TOKYO/BERLIN (Reuters) - Germany will press G20 members to sign off on a set of principles including free trade at this week's meeting of the group's financial leaders, in what the Trump administration may perceive as a challenge to its more protectionist stance.
In an unusual move, Germany, the host of the meeting, will stress the importance of global free trade in a document separate from the group's main communique, G20 sources said.
The move underscores Germany's desire to rebuff any explicit U.S. demands to water down the group's commitment to free trade, as German Chancellor Angela Merkel prepares for her first meeting with President Donald Trump on Friday.
Attaching a separate document also would allow Germany to clarify its priorities and avoid them being overshadowed by what could be a more heated debate on protectionism and currency policy.
It is rare for a G20 chair country to issue a document separate from the main communique, especially one that differs on the tone and priorities.
Bundesbank President Jens Weidmann outlined Germany's priorities on Wednesday, challenging the new U.S. administration's more protectionist stance on the eve of the meeting in Baden-Baden on Friday and Saturday.
It will be the first G20 finance chiefs' meeting attended by representatives of Trump's administration.
Calling a rejection of protectionism one of the greatest achievements of the G20, Weidmann asked finance chiefs to reaffims this commitment, protecting what he argued was a key pillar of economic prosperity.
But a draft of the main G20 communique seen by Reuters appeared to accommodate Trump's views on trade by dropping a phrase resisting "all forms of protectionism".
But any attempts to dilute the commitment to free trade will likely face resistance from emerging economies reliant on global exports, including China, putting the onus on Germany to seek a compromise.
It is unclear if Trump and his team, which has espoused fair trade more than free trade and has discussed a border tax on imports, would sign the document.
The document, which is currently being circulated among G20 members, lays out a list of about 10 principles on how a "well performing economy" should act on areas of fiscal, monetary and trade policies, the sources said.
It highlights areas Germany places importance on, such as the need for countries to make their financial system resilient to shocks and to refrain from excessive fiscal loosening through "prudent management of public finances", the sources said.
"Among the most important issues from Germany's point of view, regarding the world's economy, is the issue of resilience. That's our top priority," one of the sources said.
Meeting in Hangzhou, China, last fall, G20 leaders repeated their opposition to protectionism in "all its forms", even expressing concern about slowing global trade, suggesting that Germany is keen to resist U.S. efforts to water down commitments, even at the risk to failing to achieve consensus.

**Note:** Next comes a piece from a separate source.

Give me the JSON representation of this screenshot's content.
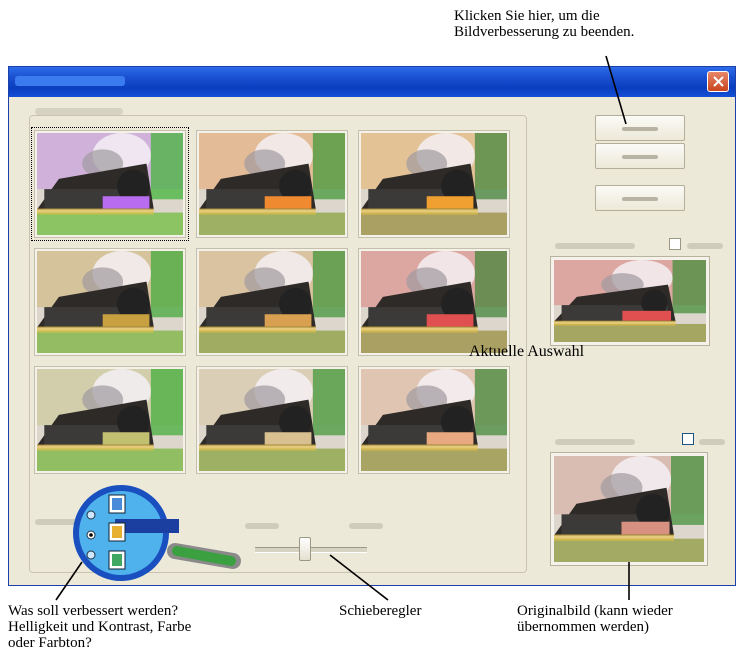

Germany often argues that economies should not rely too much on short-term stimulus and take steps to strengthen fundamentals so that their economies are resilient against shocks.

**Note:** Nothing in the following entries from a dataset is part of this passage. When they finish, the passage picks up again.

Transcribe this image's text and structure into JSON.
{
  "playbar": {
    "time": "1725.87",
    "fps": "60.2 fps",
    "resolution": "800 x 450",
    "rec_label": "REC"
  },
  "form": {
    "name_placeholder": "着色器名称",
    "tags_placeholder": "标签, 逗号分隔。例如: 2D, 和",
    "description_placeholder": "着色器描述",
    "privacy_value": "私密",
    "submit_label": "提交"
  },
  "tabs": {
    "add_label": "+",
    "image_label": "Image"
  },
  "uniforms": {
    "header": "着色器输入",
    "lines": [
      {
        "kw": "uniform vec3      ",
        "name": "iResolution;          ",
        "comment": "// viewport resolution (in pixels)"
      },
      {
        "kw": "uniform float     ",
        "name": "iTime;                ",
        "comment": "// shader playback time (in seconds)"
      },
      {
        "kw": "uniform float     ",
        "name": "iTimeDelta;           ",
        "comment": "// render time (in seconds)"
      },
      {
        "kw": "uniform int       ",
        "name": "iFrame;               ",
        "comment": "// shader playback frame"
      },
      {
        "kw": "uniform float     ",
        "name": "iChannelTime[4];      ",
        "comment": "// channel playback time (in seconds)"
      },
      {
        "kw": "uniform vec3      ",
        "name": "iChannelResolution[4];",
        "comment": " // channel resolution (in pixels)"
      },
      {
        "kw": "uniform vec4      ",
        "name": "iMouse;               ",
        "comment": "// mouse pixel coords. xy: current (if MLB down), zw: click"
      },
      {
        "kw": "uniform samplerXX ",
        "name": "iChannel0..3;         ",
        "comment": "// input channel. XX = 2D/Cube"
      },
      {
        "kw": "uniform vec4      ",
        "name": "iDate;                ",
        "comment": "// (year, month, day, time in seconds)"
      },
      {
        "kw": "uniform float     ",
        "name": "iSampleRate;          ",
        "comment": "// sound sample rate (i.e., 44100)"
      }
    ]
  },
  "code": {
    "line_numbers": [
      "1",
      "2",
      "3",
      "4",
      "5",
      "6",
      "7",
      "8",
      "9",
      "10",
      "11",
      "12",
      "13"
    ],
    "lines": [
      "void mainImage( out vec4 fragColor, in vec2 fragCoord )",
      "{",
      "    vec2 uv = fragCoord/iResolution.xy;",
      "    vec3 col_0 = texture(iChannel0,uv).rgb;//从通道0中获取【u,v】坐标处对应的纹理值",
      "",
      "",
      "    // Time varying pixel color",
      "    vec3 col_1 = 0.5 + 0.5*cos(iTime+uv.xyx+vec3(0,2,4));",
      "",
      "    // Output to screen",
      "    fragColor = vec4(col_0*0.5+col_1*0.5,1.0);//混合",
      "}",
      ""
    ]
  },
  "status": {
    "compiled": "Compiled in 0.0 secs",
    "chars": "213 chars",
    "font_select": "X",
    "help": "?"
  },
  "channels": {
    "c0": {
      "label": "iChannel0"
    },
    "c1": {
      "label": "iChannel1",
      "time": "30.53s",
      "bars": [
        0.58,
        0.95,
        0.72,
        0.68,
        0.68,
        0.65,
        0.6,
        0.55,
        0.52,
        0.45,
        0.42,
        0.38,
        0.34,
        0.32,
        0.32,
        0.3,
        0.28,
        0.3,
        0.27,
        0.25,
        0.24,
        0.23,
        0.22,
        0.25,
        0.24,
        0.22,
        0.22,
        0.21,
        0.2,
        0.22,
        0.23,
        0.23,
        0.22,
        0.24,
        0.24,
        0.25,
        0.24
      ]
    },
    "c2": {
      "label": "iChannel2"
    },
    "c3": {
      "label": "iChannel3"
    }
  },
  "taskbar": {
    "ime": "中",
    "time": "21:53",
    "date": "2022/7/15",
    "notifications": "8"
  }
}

The sources spoke on condition of anonymity because they are not authorities to speak to the media.
Germany hopes to have G20 members sign off on the document in Baden-Baden, though some government officials concede not all countries would back it this week.
"Let's see if we'll get everyone on board in Baden-Baden or only after at the summit of leaders (in July)," one official said.

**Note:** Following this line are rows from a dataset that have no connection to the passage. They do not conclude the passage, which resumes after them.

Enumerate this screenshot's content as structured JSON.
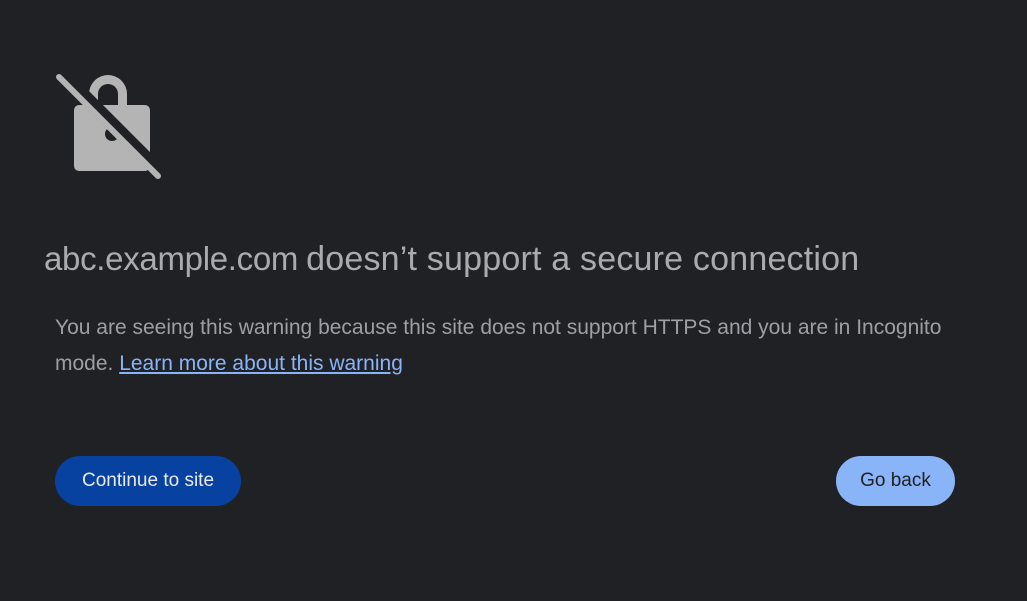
{
  "icon": "insecure-lock-icon",
  "heading": {
    "host": "abc.example.com",
    "message": "doesn’t support a secure connection"
  },
  "explanation": {
    "text": "You are seeing this warning because this site does not support HTTPS and you are in Incognito mode. ",
    "link_label": "Learn more about this warning"
  },
  "buttons": {
    "continue_label": "Continue to site",
    "back_label": "Go back"
  },
  "colors": {
    "background": "#202124",
    "primary_button": "#0842a0",
    "secondary_button": "#8ab4f8",
    "link": "#8ab4f8",
    "text": "#9aa0a6"
  }
}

Merkel underscored the importance of free trade in a speech to business leaders in Munich this week. Her talks with Trump in Washington are expected to touch on a range of issues, including defense spending.
Causes of friction between Berlin and Washington also include an accusation by senior Trump adviser Peter Navarro that Germany profits unfairly from a weak euro and a threat to impose 35 percent tariffs on imported vehicles.
(Writing by Leika Kihara; Additional reporting by Balazs Koranyi; Editing by Kim Coghill and Alison Williams)